* **What needs to be done**: Indicate only the number of lines in the listing below in which the word "rest" appears.

===== Records for processing =====

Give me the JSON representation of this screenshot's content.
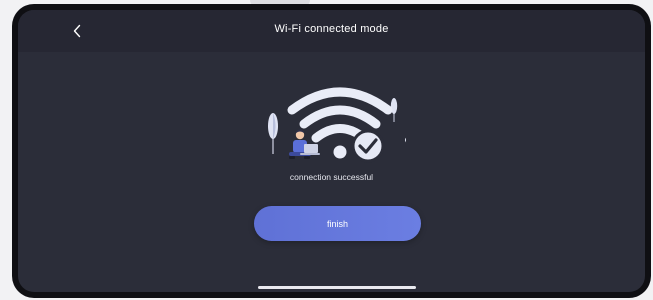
{
  "header": {
    "title": "Wi-Fi connected mode",
    "back_icon": "chevron-left-icon"
  },
  "main": {
    "illustration": "wifi-connected-illustration",
    "status_text": "connection successful",
    "finish_label": "finish"
  },
  "colors": {
    "screen_background": "#2b2d39",
    "header_background": "#262733",
    "button_accent": "#6475dc",
    "success_check": "#ffffff"
  }
}
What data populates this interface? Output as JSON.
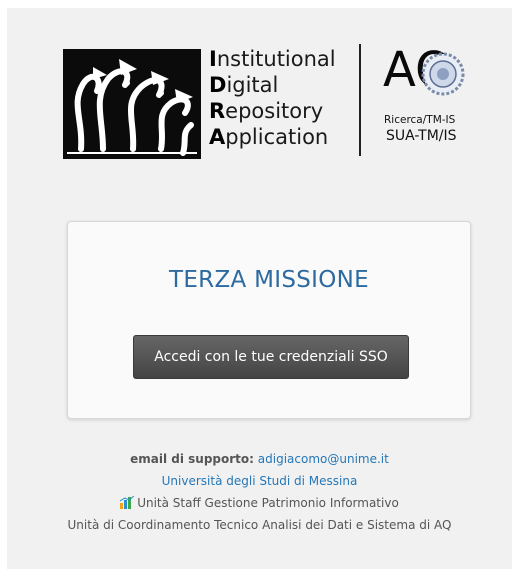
{
  "logo": {
    "idra_lines": [
      {
        "initial": "I",
        "rest": "nstitutional"
      },
      {
        "initial": "D",
        "rest": "igital"
      },
      {
        "initial": "R",
        "rest": "epository"
      },
      {
        "initial": "A",
        "rest": "pplication"
      }
    ],
    "aq_letters": "AQ",
    "aq_subtitle": "Ricerca/TM-IS",
    "aq_subtitle2": "SUA-TM/IS"
  },
  "card": {
    "title": "TERZA MISSIONE",
    "sso_button": "Accedi con le tue credenziali SSO"
  },
  "footer": {
    "support_label": "email di supporto:",
    "support_email": "adigiacomo@unime.it",
    "university": "Università degli Studi di Messina",
    "staff_unit": "Unità Staff Gestione Patrimonio Informativo",
    "coordination_unit": "Unità di Coordinamento Tecnico Analisi dei Dati e Sistema di AQ"
  }
}
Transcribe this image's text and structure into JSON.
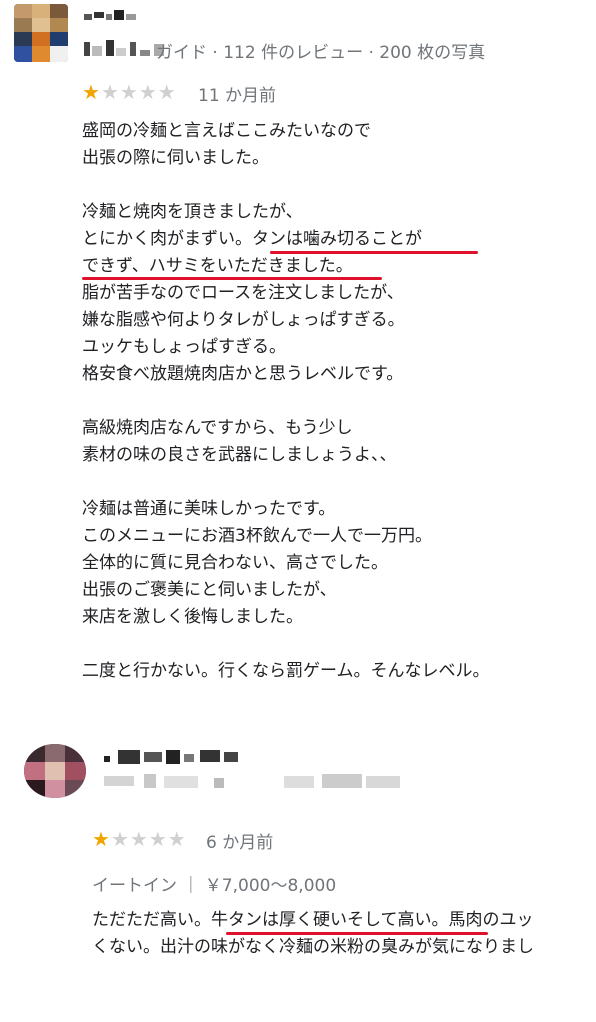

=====

* **Reply to the task**: 4